**Your objective**:
For every line below that includes the word "screenshot", add one; report the final number and nothing else.

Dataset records
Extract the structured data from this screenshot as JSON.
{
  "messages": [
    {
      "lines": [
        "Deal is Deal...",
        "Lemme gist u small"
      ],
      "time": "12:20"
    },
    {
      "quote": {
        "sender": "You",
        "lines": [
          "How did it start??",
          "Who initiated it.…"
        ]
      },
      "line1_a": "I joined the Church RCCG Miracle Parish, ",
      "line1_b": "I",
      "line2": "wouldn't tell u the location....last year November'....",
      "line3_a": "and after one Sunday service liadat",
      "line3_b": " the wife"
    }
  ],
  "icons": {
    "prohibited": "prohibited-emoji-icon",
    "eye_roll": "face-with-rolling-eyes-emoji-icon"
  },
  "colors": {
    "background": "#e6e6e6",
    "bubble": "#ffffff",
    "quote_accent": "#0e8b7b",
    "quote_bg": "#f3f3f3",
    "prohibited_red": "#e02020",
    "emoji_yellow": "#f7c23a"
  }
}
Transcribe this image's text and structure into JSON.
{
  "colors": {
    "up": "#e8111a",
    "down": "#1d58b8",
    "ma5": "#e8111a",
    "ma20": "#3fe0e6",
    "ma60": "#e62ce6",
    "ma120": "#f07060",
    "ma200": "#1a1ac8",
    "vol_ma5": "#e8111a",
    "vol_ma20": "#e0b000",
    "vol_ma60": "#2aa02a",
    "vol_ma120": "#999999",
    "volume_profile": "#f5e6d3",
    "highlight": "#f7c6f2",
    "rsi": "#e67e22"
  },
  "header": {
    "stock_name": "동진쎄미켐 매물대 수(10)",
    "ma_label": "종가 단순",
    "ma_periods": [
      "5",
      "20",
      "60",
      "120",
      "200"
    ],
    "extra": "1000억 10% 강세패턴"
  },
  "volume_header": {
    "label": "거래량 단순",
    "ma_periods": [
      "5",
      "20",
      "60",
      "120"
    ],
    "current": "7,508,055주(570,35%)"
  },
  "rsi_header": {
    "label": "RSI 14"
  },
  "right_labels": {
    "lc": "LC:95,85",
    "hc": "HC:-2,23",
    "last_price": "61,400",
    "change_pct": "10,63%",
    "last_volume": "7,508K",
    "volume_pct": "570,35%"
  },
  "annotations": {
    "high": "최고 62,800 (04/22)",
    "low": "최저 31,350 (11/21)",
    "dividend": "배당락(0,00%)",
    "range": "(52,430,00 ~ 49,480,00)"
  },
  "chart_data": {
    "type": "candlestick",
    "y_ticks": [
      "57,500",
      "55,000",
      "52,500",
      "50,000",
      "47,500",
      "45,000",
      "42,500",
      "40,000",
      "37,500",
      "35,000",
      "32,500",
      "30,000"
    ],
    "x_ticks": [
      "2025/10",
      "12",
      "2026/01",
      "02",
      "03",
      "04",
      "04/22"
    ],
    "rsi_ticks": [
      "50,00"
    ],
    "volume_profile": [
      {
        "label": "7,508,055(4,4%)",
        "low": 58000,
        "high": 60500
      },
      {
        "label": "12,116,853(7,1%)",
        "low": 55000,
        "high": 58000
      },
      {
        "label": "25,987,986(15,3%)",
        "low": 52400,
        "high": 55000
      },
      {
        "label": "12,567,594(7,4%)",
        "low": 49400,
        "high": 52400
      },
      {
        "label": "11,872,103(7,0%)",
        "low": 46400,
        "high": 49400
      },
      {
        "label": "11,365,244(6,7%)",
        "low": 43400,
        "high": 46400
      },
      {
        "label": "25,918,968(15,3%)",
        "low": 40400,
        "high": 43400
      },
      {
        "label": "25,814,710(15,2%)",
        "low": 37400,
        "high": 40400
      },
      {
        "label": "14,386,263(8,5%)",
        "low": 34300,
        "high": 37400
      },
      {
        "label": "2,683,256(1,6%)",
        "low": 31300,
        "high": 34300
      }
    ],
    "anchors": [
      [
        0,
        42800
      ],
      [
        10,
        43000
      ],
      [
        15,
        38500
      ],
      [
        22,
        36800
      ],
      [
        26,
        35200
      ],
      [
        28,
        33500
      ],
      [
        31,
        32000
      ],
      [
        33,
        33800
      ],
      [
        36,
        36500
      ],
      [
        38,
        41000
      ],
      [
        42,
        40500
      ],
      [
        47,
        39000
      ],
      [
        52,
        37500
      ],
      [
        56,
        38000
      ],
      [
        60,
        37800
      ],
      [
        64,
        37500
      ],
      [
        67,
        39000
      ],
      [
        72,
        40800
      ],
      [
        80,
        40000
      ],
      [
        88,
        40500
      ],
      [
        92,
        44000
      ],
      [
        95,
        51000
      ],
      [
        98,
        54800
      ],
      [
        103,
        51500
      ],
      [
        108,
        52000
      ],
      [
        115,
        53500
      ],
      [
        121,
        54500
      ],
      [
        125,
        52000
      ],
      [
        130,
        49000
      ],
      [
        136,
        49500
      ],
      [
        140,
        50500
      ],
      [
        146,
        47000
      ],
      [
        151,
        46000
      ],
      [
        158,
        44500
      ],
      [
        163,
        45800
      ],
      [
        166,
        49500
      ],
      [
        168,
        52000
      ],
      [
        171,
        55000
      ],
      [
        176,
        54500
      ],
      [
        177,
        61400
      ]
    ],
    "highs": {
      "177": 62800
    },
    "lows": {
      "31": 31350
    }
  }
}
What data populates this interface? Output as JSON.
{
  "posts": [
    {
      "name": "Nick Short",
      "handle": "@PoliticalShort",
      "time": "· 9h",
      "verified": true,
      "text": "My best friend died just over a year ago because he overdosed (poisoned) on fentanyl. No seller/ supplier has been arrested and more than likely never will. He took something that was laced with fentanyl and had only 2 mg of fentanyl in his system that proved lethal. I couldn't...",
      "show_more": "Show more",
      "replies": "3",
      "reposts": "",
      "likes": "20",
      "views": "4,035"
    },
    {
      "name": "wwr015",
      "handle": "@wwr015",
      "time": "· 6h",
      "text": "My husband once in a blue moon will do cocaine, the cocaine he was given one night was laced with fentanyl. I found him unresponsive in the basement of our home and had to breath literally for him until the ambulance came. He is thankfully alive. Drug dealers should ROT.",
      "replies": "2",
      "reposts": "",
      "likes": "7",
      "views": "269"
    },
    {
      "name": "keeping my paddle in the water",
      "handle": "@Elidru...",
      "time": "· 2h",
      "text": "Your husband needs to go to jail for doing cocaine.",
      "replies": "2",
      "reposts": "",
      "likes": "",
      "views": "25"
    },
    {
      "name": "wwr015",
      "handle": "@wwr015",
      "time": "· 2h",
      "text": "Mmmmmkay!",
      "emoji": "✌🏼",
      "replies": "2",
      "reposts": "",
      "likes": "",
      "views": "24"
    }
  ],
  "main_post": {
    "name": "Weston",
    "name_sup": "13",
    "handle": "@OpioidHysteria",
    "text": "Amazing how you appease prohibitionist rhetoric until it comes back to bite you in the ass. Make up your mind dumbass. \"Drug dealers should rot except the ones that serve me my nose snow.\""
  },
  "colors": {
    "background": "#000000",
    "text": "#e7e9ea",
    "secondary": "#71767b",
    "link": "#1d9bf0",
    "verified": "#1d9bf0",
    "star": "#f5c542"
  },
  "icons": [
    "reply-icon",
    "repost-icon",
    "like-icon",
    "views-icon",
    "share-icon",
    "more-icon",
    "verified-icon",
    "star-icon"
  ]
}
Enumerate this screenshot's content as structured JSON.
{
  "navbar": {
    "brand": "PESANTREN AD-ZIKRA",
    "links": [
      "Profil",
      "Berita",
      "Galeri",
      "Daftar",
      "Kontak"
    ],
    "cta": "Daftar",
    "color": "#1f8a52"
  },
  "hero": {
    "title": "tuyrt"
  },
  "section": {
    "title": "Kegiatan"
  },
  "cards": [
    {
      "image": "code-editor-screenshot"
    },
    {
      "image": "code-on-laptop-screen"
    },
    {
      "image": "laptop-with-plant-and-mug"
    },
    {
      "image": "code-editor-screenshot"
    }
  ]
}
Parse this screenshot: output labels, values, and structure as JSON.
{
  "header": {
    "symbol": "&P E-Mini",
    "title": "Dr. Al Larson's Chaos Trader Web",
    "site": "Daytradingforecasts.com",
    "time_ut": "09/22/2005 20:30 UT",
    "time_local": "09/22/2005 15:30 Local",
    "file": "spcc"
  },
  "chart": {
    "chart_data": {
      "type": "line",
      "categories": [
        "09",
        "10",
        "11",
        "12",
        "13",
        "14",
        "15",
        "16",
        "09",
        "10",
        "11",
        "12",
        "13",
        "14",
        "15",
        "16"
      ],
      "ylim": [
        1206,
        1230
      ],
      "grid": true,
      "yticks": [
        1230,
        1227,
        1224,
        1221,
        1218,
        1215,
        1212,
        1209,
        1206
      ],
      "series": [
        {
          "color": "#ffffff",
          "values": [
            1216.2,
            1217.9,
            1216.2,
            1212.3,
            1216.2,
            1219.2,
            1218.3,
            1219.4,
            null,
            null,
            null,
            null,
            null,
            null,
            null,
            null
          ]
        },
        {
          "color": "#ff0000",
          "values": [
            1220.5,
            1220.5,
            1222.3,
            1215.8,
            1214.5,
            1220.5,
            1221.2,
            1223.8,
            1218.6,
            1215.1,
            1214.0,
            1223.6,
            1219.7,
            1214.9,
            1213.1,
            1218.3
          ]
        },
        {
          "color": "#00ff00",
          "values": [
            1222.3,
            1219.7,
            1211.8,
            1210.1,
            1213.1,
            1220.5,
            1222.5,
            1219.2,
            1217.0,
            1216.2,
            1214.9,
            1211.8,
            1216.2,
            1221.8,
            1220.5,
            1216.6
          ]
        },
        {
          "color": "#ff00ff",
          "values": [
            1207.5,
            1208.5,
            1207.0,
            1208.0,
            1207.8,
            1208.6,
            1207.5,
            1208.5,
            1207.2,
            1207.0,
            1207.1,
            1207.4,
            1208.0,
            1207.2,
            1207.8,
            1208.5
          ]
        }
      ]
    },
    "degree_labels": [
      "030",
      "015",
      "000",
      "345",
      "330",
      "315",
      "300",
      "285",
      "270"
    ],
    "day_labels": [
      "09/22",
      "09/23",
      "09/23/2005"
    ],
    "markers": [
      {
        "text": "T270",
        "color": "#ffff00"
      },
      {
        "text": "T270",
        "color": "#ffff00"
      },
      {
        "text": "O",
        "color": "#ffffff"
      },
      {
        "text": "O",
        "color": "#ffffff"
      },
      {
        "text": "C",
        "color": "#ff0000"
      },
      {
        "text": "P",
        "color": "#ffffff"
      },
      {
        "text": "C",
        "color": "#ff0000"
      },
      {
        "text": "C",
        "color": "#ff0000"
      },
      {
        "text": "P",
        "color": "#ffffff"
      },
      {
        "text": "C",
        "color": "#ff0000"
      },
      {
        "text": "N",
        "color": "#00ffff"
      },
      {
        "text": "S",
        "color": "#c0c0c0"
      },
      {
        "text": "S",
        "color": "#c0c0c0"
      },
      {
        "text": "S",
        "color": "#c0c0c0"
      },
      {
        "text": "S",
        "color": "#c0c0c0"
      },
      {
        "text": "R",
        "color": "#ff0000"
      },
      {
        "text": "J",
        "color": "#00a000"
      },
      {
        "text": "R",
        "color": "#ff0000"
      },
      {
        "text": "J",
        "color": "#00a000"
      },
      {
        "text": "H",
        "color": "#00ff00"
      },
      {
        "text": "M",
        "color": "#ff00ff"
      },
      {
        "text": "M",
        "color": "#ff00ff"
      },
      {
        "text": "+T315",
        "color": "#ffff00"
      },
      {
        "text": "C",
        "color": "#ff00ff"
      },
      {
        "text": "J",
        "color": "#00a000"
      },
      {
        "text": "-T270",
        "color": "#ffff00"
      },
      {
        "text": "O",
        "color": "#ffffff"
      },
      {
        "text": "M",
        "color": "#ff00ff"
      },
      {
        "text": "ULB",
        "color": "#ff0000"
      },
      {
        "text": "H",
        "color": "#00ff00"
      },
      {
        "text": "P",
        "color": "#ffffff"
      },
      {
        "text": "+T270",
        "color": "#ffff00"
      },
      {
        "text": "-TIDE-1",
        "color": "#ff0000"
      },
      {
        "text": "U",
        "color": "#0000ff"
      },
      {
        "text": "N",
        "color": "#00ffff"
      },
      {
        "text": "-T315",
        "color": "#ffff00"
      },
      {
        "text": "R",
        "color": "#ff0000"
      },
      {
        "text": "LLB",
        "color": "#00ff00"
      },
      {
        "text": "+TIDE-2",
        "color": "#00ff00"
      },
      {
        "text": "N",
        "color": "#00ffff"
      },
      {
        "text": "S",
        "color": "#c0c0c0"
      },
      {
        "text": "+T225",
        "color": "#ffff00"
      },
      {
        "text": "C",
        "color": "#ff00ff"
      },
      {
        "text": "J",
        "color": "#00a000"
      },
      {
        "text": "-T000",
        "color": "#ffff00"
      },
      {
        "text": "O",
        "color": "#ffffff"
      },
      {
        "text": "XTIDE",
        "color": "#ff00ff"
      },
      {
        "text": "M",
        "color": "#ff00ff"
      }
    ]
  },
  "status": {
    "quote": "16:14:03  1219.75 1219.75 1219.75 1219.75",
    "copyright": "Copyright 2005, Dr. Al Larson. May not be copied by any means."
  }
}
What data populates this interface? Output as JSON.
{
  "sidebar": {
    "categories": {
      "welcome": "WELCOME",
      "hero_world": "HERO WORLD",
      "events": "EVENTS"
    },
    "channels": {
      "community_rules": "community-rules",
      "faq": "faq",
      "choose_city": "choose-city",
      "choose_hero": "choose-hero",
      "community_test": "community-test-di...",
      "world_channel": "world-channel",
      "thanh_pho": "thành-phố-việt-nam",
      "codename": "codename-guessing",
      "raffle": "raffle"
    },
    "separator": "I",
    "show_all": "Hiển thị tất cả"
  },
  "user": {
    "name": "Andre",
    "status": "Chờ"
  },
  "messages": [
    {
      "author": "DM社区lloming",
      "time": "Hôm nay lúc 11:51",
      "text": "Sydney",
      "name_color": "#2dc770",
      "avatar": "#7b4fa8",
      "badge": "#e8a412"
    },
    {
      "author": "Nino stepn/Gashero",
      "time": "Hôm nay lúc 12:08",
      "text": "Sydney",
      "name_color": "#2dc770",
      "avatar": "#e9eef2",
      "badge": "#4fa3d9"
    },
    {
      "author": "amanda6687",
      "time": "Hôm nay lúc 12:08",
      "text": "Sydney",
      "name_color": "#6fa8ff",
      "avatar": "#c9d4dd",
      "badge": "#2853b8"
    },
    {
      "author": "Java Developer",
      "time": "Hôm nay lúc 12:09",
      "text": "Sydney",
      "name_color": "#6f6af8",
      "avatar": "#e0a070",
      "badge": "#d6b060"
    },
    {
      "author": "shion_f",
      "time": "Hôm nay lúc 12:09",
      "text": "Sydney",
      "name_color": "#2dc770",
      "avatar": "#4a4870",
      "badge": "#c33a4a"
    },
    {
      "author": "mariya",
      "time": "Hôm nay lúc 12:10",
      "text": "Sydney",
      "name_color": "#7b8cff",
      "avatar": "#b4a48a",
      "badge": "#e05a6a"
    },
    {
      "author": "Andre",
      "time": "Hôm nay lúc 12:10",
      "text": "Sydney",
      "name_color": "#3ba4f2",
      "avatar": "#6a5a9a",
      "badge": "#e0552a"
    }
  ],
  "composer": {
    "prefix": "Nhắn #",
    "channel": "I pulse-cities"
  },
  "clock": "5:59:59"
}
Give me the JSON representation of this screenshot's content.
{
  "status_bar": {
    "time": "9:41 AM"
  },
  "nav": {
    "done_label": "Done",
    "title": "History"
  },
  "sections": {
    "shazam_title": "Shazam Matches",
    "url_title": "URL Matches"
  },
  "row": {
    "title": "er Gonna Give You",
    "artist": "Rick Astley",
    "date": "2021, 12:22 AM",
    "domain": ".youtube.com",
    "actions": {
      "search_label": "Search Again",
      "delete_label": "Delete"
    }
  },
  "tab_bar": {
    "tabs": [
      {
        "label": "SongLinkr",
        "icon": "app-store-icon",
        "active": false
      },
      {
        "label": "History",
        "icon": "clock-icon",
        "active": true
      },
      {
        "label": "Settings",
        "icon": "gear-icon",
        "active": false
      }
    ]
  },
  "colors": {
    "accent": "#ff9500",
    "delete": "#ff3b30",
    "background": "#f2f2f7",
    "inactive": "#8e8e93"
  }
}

**Solution for this exercise**:
6